Laws, policies, legislative initiatives and funding priorities and strategies can also shape how well a local community or state is able to respond to this trend. Policies and funding that support economic development, the built environment, and services for older adults provide an environment that facilitates a community or county’s proactive response to this demographic trend.
The Power of Collective Impact
The combined, or collective impact of (1) demographic trends, (2) Social Determinants, (3) health rankings, (4) local and state economies, and (5) policies shape a region’s sustainability. They also can serve as general predictors of how hard hit a community may be by the aging of the population. Taken together, these factors provide a picture of what may happen for communities, counties and states. They help us understand current and projected collective impact.
Aging Social Impact Calculator
The Aging Community Impact Forecaster looks at states and counties, and provides an initial prediction about the level of impact you may expect from the aging of the population in your region. Some of the most important benchmarks that make up the predictive picture include:
- Demographic Factors
- Social Determinants of Health
- County Health Ranking (Health Outcomes and Health Risk Behaviors)
- County Economic Picture
- Policy and Funding Framework
Working with a Predictive Calculator – or Forecaster
Many social impact calculator are static, though some have predictive capabilities. A number of economic calculators have been used successfully by the World Bank, the Low Income Investment Fund, and others. The Robert Wood Johnson’s County Health Rankings and Roadmaps and state level health department profiles (like the New Mexico Community Snapshots) provide pictures of community health that capture both the present and the near future. The Aging Community Impact Forecaster offers snapshots of projected impact that the aging of the population will have on a community, and the community’s strengths and weaknesses that will affect its ability to respond. It provides a helpful picture of local and state capacity, which can help leaders to choose priorities that fit their capacity to respond.
Forecasters are predictive, much like weather forecasters. They project weather trends forward in time, providing a good picture of coming trends.
Forecasters are predictive, and a holistic picture that can serve as an important starting point for communities and states to respond to the needs of older adults, and the community at large. They serve as broad frameworks or roadmaps. Once a forecast profile is developed, then community leaders can look deeper into the community to:
- Understand and address key issues;
- Choose priorities, and create the size and scope of a response that fit community capacity;
- Build upon community strengths and assets;
- Reduce risks;
- Create plans that bring stakeholders together and leverage resources.
Every state and community has its own unique assets that can be utilized to respond to this issue, which are complex, and difficult to measure with a social impact calculator.
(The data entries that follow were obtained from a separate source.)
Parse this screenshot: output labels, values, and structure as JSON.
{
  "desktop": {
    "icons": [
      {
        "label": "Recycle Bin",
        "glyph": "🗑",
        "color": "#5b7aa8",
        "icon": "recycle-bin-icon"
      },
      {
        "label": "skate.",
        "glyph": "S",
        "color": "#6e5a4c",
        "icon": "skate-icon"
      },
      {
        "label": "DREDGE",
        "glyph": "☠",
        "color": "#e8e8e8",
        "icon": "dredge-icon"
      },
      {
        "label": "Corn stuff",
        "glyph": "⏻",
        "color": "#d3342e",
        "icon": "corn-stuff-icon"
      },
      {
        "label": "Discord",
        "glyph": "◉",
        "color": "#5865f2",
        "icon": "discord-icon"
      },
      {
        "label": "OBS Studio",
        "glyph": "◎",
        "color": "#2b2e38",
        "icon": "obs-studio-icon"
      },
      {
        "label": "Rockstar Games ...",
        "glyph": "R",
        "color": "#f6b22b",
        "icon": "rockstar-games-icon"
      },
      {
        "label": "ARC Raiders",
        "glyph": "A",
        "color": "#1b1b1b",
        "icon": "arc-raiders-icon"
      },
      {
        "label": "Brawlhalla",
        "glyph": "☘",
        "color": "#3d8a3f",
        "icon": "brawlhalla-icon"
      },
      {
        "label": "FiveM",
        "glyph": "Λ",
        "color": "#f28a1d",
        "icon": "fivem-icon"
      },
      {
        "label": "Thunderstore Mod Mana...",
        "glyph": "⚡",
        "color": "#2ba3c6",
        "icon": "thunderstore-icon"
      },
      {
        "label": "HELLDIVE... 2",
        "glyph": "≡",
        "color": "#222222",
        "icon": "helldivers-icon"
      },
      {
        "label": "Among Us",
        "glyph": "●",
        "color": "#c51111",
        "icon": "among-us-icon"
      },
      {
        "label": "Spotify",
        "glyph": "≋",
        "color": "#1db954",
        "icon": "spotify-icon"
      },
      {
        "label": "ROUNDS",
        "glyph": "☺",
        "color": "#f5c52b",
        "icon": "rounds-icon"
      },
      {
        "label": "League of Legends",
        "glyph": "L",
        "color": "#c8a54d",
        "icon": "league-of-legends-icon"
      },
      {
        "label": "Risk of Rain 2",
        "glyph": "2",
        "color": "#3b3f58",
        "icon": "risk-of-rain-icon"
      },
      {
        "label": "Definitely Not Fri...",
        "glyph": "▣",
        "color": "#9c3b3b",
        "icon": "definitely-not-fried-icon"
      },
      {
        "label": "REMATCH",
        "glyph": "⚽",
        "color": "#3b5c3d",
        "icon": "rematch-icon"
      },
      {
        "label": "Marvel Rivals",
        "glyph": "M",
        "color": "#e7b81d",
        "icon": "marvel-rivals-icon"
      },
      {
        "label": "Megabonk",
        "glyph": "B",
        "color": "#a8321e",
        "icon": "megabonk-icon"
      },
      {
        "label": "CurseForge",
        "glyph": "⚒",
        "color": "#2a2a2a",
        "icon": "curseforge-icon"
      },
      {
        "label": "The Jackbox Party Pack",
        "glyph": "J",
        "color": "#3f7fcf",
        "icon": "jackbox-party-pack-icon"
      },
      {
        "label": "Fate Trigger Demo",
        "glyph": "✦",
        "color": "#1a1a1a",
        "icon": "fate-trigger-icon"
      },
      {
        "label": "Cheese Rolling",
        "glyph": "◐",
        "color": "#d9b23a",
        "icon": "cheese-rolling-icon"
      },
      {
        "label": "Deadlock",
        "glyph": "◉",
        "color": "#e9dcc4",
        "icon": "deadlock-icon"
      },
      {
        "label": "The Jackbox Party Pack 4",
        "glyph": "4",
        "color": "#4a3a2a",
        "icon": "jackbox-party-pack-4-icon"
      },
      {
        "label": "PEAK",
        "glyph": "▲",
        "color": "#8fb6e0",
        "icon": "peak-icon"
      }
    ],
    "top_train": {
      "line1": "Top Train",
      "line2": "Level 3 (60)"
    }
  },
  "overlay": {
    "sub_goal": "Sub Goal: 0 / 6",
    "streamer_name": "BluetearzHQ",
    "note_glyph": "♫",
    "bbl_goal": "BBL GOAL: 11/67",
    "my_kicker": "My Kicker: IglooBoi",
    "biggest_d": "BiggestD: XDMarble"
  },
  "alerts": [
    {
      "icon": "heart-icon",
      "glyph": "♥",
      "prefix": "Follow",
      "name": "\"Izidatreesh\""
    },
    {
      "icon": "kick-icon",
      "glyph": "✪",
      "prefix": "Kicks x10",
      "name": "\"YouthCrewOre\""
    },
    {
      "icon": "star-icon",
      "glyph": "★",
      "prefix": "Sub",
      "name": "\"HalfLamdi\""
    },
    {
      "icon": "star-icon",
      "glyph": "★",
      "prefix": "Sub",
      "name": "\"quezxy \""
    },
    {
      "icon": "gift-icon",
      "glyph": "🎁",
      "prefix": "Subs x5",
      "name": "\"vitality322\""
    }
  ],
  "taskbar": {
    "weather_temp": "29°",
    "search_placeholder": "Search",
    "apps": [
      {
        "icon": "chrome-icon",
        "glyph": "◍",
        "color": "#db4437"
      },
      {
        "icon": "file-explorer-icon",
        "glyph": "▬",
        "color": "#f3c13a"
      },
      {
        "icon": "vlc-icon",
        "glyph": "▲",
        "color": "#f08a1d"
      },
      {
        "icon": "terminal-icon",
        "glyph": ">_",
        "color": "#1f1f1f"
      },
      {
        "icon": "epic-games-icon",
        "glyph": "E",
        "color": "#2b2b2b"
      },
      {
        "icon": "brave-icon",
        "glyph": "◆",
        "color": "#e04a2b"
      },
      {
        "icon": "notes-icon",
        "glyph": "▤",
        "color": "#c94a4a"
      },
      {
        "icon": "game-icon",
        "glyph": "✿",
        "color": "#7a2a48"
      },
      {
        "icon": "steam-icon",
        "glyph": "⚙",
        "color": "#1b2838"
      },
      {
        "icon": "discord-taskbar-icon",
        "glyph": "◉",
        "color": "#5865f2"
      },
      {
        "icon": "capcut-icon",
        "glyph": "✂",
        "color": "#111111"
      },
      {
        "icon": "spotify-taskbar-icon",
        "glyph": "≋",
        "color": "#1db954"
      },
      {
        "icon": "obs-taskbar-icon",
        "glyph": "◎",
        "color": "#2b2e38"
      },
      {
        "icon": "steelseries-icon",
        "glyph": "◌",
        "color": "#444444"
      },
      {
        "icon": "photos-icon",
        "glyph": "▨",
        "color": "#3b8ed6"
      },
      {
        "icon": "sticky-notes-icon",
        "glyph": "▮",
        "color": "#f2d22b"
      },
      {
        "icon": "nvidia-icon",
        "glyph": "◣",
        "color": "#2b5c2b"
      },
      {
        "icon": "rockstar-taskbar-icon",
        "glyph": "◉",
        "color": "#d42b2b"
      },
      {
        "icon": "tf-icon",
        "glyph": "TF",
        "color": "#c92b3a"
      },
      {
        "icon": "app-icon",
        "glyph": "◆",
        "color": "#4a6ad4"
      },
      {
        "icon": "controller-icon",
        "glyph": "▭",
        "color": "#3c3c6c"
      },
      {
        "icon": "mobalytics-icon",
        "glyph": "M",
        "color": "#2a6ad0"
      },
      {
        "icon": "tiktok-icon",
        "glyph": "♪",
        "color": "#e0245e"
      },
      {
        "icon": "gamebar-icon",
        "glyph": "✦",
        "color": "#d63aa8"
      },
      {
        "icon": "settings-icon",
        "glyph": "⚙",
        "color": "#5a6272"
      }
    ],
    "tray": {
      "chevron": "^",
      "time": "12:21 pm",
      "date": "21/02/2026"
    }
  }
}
These include the rich family and social networks, community leaders, volunteers, faith communities and civic organizations that represent significant community assets.
 The term “Age Wave” coined by Ken Dychtwald decades ago to capture the demographic trend then on the horizon, and now a reality.
 Aging Community Impact Forecaster is copyrighted and trademarked, all rights reserved.
Social Determinants of Health were developed by the World Health Organization, and utilized by major institutions (U.S. Department of Health and Human Services, Kaiser Foundation) and key research organizations throughout the U.S. to deal with community health in a holistic way.
 Leaders in the philanthropic, or funding community in this area include the Con Alma Health Foundation, Kaiser Family Foundation, Pew Family Trusts, the Robert Wood Johnson Foundation, and others.